[2]  The above provision of the original Constitution was deleted by Section 2 of the Fourteenth Amendment thereto, which was adopted after the Civil War in 1868 and which states: “Representatives shall be apportioned among the several States according to their respective numbers, counting the whole number of persons in each State, excluding Indians not taxed.”

[3] An Act providing for the enumeration of the Inhabitants of the United States, 1 Stat. 101 (1790), U.S. Constitution.  The “white” category has been used in every decennial census through 2010 while “slave” was used through 1840.

[4] President Washington, State of the Union Address,  (Jan. 8, 1790), presidency.ucsb.edu/was/?pid=29431 , http:www.

[5] An Act to establish an uniform Rule of Naturalization,” 1 Stat. 103 (1790),
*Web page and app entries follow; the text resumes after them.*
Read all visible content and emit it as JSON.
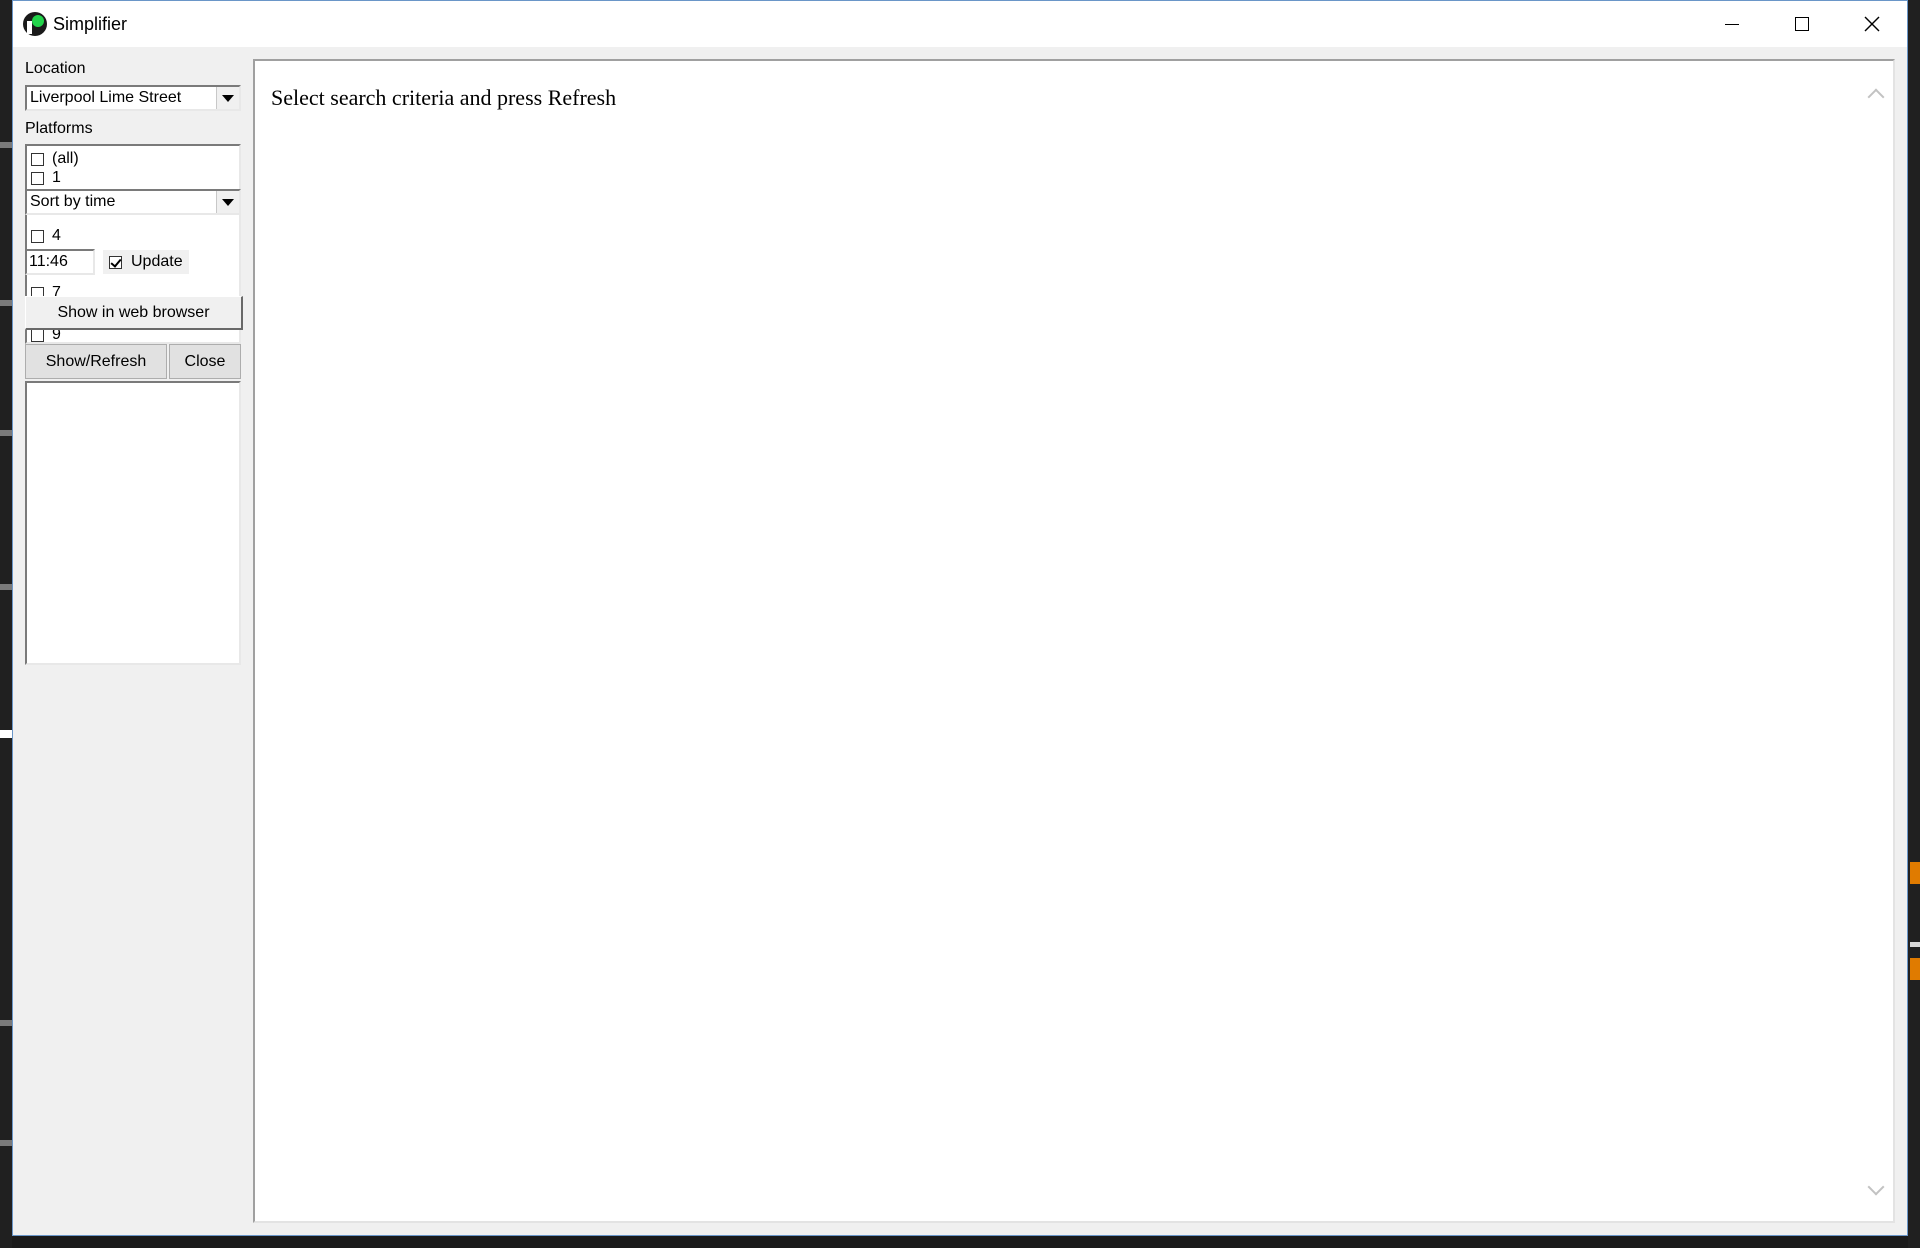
{
  "window": {
    "title": "Simplifier"
  },
  "left_panel": {
    "location_label": "Location",
    "location_value": "Liverpool Lime Street",
    "platforms_label": "Platforms",
    "platforms": [
      {
        "label": "(all)",
        "checked": false
      },
      {
        "label": "1",
        "checked": false
      },
      {
        "label": "4",
        "checked": false
      },
      {
        "label": "7",
        "checked": false
      },
      {
        "label": "9",
        "checked": false
      }
    ],
    "sort_value": "Sort by time",
    "time_value": "11:46",
    "update_label": "Update",
    "update_checked": true,
    "web_button": "Show in web browser",
    "refresh_button": "Show/Refresh",
    "close_button": "Close"
  },
  "main": {
    "message": "Select search criteria and press Refresh"
  },
  "colors": {
    "window_bg": "#f0f0f0",
    "content_bg": "#ffffff",
    "titlebar_bg": "#ffffff",
    "app_icon_accent": "#22d34a"
  }
}
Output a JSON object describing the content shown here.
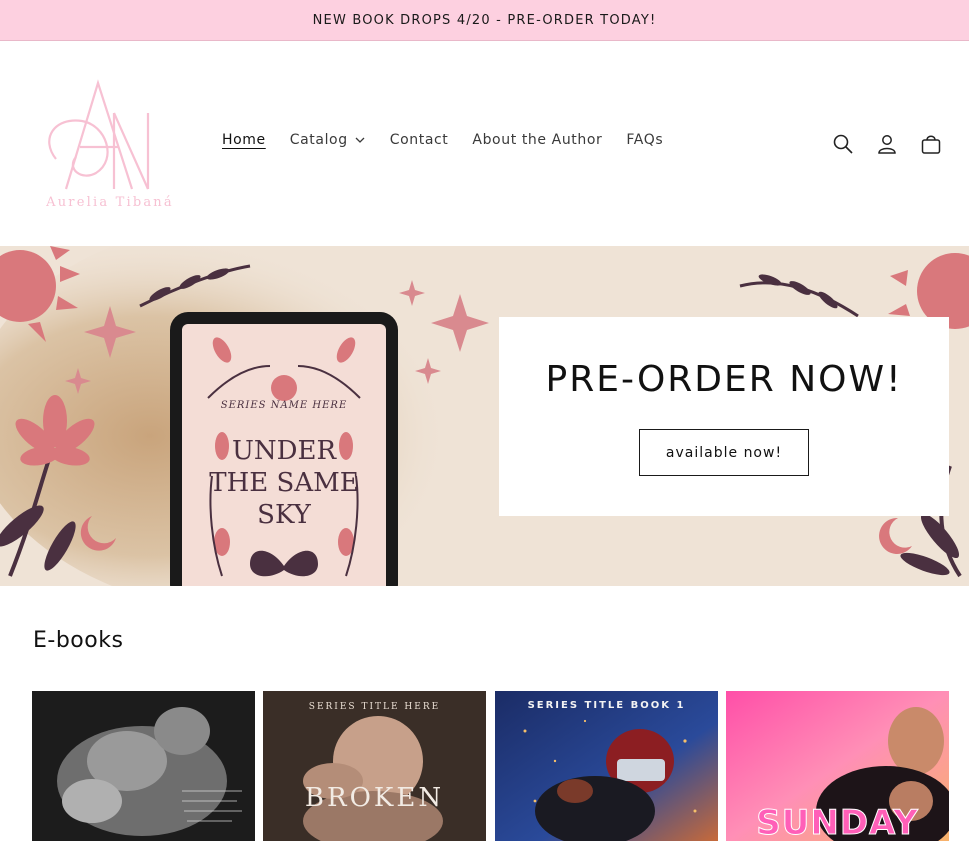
{
  "announcement": {
    "text": "NEW BOOK DROPS 4/20 - PRE-ORDER TODAY!"
  },
  "brand": {
    "monogram": "AN",
    "name": "Aurelia Tibaná"
  },
  "nav": {
    "items": [
      {
        "label": "Home",
        "active": true
      },
      {
        "label": "Catalog",
        "has_dropdown": true
      },
      {
        "label": "Contact"
      },
      {
        "label": "About the Author"
      },
      {
        "label": "FAQs"
      }
    ]
  },
  "header_icons": [
    "search-icon",
    "account-icon",
    "cart-icon"
  ],
  "hero": {
    "title": "PRE-ORDER NOW!",
    "button_label": "available now!",
    "tablet_cover": {
      "series": "SERIES NAME HERE",
      "title_lines": [
        "UNDER",
        "THE SAME",
        "SKY"
      ]
    }
  },
  "ebooks": {
    "heading": "E-books",
    "covers": [
      {
        "top_text": "",
        "big_text": ""
      },
      {
        "top_text": "SERIES TITLE HERE",
        "big_text": "BROKEN"
      },
      {
        "top_text": "SERIES TITLE BOOK 1",
        "big_text": ""
      },
      {
        "top_text": "",
        "big_text": "SUNDAY"
      }
    ]
  },
  "colors": {
    "announce_bg": "#fdd0e0",
    "brand_pink": "#f7c1d3",
    "accent_rose": "#d9787c",
    "plum": "#4a3040"
  }
}
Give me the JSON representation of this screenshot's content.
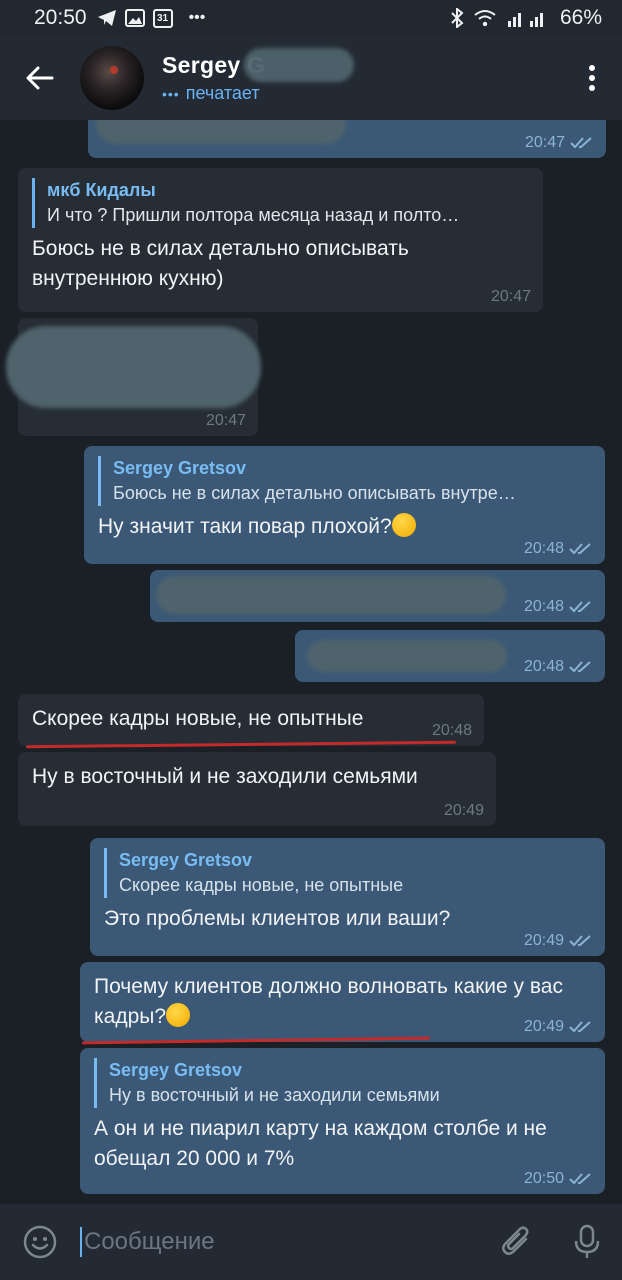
{
  "status_bar": {
    "time": "20:50",
    "battery": "66%",
    "icons": [
      "telegram-icon",
      "gallery-icon",
      "calendar-icon",
      "more-dots-icon",
      "bluetooth-icon",
      "wifi-icon",
      "signal-icon"
    ],
    "calendar_day": "31",
    "more": "•••"
  },
  "header": {
    "contact_name": "Sergey G",
    "status": "печатает",
    "typing_dots": "•••"
  },
  "messages": [
    {
      "dir": "out",
      "time": "20:47",
      "redacted": true
    },
    {
      "dir": "in",
      "reply_name": "мкб Кидалы",
      "reply_text": "И что ? Пришли полтора месяца назад и полто…",
      "text": "Боюсь не в силах детально описывать внутреннюю кухню)",
      "time": "20:47"
    },
    {
      "dir": "in",
      "time": "20:47",
      "redacted": true
    },
    {
      "dir": "out",
      "reply_name": "Sergey Gretsov",
      "reply_text": "Боюсь не в силах детально описывать внутре…",
      "text": "Ну значит таки повар плохой?",
      "time": "20:48"
    },
    {
      "dir": "out",
      "time": "20:48",
      "redacted": true
    },
    {
      "dir": "out",
      "time": "20:48",
      "redacted": true
    },
    {
      "dir": "in",
      "text": "Скорее кадры новые, не опытные",
      "time": "20:48"
    },
    {
      "dir": "in",
      "text": "Ну в восточный и не заходили семьями",
      "time": "20:49"
    },
    {
      "dir": "out",
      "reply_name": "Sergey Gretsov",
      "reply_text": "Скорее кадры новые, не опытные",
      "text": "Это проблемы клиентов или ваши?",
      "time": "20:49"
    },
    {
      "dir": "out",
      "text": "Почему клиентов должно волновать какие у вас кадры?",
      "time": "20:49"
    },
    {
      "dir": "out",
      "reply_name": "Sergey Gretsov",
      "reply_text": "Ну в восточный и не заходили семьями",
      "text": "А он и не пиарил карту на каждом столбе и не обещал 20 000 и 7%",
      "time": "20:50"
    }
  ],
  "composer": {
    "placeholder": "Сообщение"
  },
  "colors": {
    "background": "#1b2027",
    "incoming_bubble": "#262d35",
    "outgoing_bubble": "#3b5976",
    "accent": "#6ab3f3",
    "annotation_red": "#c42a2a"
  }
}
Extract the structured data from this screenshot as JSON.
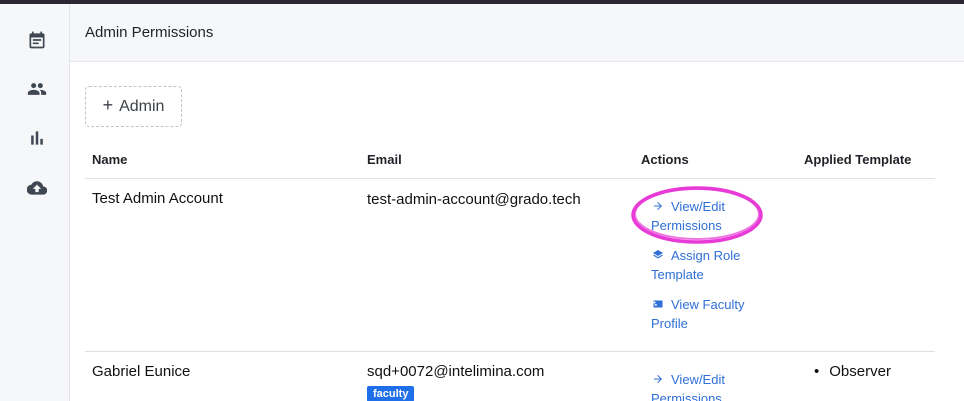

[6] Long History of Racism in U.S. Laws Regarding United States Citizenship, dwkcommentaries.com (June 24, 2016).